Input records>
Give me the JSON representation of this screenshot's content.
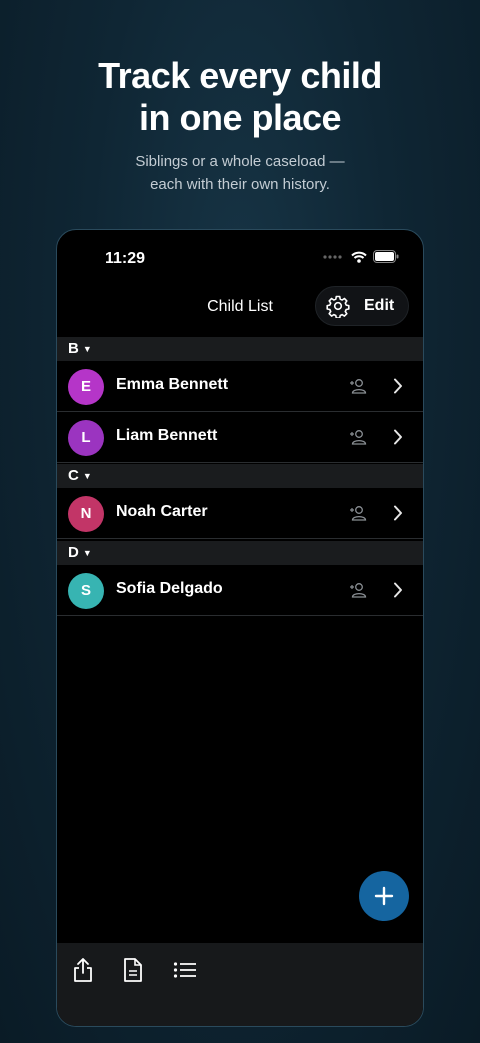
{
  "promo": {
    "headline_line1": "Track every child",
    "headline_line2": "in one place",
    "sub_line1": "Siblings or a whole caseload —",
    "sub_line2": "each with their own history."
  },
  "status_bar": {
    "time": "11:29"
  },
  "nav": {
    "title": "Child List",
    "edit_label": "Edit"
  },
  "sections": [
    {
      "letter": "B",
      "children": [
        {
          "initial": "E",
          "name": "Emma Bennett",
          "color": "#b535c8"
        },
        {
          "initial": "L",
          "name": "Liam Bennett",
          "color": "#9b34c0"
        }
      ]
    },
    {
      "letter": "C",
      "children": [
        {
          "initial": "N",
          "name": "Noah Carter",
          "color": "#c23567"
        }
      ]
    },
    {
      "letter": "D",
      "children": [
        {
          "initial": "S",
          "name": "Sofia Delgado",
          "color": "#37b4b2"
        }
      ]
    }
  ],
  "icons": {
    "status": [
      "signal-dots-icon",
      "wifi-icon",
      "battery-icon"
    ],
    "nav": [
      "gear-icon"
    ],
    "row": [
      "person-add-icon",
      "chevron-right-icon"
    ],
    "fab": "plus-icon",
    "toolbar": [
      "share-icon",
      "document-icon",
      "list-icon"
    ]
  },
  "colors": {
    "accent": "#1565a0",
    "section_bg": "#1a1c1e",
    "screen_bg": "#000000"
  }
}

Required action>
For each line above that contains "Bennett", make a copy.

Response below>
          "name": "Emma Bennett",
          "name": "Liam Bennett",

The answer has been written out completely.